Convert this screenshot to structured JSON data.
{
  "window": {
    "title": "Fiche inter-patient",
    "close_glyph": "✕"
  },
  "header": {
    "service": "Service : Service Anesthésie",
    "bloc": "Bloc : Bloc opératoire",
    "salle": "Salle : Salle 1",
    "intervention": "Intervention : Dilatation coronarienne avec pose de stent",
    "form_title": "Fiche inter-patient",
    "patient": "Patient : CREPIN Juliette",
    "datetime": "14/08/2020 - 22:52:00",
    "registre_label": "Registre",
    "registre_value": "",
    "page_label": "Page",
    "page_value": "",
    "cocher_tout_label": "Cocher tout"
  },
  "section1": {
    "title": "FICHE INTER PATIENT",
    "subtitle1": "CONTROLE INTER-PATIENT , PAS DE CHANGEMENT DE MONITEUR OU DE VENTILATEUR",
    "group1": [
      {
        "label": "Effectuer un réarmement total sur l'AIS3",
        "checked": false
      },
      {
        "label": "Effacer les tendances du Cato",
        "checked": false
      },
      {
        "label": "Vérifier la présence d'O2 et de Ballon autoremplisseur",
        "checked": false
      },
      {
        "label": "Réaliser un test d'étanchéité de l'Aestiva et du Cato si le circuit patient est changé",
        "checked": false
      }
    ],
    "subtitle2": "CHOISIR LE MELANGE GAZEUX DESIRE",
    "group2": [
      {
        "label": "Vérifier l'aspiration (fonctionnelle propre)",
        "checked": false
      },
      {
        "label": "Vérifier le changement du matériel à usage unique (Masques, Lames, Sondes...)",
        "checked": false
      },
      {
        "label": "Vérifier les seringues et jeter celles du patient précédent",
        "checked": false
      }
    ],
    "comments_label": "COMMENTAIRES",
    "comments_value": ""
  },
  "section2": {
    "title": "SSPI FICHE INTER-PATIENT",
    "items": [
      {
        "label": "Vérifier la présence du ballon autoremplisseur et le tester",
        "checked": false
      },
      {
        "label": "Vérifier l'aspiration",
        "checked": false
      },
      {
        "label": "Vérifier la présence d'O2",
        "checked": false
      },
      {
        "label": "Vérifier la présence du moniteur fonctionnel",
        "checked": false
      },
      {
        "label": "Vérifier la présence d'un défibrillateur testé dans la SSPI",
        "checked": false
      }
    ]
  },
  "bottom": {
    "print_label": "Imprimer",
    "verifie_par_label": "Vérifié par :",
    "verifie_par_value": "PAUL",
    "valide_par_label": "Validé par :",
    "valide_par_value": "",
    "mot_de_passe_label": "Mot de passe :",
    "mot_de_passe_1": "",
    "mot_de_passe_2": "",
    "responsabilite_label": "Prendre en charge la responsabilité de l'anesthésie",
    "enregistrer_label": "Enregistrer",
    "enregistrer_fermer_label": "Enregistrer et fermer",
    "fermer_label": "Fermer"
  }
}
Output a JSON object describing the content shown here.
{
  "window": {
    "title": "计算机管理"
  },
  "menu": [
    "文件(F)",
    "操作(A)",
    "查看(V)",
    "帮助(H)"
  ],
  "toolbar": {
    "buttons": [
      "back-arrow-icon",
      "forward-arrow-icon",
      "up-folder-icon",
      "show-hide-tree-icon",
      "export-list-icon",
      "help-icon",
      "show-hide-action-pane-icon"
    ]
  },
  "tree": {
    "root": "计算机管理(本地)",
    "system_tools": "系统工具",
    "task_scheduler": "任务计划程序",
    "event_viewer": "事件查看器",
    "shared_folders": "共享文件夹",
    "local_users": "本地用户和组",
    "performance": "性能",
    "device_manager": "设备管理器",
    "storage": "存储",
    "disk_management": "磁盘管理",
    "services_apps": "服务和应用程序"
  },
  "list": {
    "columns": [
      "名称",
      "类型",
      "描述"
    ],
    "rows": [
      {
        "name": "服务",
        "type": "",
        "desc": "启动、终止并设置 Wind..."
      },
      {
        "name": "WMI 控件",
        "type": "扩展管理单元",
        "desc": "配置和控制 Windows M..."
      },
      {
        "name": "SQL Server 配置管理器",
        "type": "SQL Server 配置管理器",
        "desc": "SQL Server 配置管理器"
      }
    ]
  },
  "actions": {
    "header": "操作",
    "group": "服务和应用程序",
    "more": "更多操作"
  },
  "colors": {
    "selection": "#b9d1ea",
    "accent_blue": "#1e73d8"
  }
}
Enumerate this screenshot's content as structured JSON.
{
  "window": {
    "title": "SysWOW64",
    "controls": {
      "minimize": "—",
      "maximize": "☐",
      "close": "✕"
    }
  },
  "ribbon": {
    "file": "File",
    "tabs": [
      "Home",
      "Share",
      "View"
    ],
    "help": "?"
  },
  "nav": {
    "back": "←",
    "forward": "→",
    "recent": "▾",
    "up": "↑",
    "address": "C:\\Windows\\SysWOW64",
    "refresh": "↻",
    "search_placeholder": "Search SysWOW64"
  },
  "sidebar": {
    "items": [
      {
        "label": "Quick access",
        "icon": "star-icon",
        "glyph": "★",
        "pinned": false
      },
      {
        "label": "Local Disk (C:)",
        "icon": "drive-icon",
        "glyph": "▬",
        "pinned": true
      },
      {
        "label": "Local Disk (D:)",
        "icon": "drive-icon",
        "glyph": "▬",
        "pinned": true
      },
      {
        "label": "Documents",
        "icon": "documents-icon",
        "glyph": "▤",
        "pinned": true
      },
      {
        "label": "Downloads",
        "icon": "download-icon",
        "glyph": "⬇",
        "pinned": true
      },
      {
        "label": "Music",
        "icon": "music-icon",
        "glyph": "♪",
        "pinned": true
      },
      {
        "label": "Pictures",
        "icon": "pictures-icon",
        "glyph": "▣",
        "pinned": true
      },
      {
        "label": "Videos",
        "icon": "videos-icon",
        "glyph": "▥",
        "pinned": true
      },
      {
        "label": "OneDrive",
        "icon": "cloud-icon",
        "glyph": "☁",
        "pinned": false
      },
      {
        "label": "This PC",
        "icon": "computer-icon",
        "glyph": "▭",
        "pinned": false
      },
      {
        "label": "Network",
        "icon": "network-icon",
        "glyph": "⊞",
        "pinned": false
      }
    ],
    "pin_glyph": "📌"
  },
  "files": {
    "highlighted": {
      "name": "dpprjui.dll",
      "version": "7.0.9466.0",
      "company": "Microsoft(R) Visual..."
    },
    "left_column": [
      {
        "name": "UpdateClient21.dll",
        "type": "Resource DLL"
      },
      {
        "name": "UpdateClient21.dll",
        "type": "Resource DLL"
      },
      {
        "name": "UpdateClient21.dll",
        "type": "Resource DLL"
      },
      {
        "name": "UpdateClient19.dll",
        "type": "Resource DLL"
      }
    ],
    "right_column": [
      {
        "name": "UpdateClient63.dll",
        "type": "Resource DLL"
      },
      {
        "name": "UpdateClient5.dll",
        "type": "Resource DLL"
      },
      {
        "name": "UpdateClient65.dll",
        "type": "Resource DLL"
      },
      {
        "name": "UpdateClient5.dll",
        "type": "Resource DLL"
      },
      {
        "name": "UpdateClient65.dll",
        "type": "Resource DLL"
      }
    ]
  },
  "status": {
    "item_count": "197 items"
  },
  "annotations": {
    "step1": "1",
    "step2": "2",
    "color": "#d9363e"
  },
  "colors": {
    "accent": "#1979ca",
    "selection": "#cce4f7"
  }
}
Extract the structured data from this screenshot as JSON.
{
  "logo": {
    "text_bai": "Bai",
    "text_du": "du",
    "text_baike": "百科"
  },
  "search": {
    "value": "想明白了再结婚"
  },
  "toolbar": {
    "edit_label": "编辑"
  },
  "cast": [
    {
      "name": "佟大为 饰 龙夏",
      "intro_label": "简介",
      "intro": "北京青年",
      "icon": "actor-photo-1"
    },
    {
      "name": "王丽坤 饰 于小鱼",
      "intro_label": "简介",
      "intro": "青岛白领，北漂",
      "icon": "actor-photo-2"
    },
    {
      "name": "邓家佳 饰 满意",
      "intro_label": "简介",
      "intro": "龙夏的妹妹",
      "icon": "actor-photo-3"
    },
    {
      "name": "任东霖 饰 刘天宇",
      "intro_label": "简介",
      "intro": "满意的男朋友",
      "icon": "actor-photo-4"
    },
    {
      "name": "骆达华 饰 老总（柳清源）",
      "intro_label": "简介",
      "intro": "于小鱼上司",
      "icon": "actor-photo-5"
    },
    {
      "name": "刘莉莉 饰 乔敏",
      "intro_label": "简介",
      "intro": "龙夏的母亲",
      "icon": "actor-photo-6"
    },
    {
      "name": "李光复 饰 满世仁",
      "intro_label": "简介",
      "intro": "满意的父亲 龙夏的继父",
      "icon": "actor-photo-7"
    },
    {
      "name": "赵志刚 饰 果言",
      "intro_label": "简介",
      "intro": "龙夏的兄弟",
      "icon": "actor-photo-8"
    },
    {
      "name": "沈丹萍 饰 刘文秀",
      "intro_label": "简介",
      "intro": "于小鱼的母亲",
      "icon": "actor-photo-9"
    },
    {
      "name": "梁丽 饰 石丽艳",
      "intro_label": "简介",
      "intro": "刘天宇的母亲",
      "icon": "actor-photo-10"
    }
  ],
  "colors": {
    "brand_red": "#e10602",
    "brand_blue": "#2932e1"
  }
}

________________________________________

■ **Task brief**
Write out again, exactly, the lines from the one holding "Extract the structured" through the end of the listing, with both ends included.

■ **Response box**
Extract the structured data from this screenshot as JSON.
{
  "logo": {
    "text_bai": "Bai",
    "text_du": "du",
    "text_baike": "百科"
  },
  "search": {
    "value": "想明白了再结婚"
  },
  "toolbar": {
    "edit_label": "编辑"
  },
  "cast": [
    {
      "name": "佟大为 饰 龙夏",
      "intro_label": "简介",
      "intro": "北京青年",
      "icon": "actor-photo-1"
    },
    {
      "name": "王丽坤 饰 于小鱼",
      "intro_label": "简介",
      "intro": "青岛白领，北漂",
      "icon": "actor-photo-2"
    },
    {
      "name": "邓家佳 饰 满意",
      "intro_label": "简介",
      "intro": "龙夏的妹妹",
      "icon": "actor-photo-3"
    },
    {
      "name": "任东霖 饰 刘天宇",
      "intro_label": "简介",
      "intro": "满意的男朋友",
      "icon": "actor-photo-4"
    },
    {
      "name": "骆达华 饰 老总（柳清源）",
      "intro_label": "简介",
      "intro": "于小鱼上司",
      "icon": "actor-photo-5"
    },
    {
      "name": "刘莉莉 饰 乔敏",
      "intro_label": "简介",
      "intro": "龙夏的母亲",
      "icon": "actor-photo-6"
    },
    {
      "name": "李光复 饰 满世仁",
      "intro_label": "简介",
      "intro": "满意的父亲 龙夏的继父",
      "icon": "actor-photo-7"
    },
    {
      "name": "赵志刚 饰 果言",
      "intro_label": "简介",
      "intro": "龙夏的兄弟",
      "icon": "actor-photo-8"
    },
    {
      "name": "沈丹萍 饰 刘文秀",
      "intro_label": "简介",
      "intro": "于小鱼的母亲",
      "icon": "actor-photo-9"
    },
    {
      "name": "梁丽 饰 石丽艳",
      "intro_label": "简介",
      "intro": "刘天宇的母亲",
      "icon": "actor-photo-10"
    }
  ],
  "colors": {
    "brand_red": "#e10602",
    "brand_blue": "#2932e1"
  }
}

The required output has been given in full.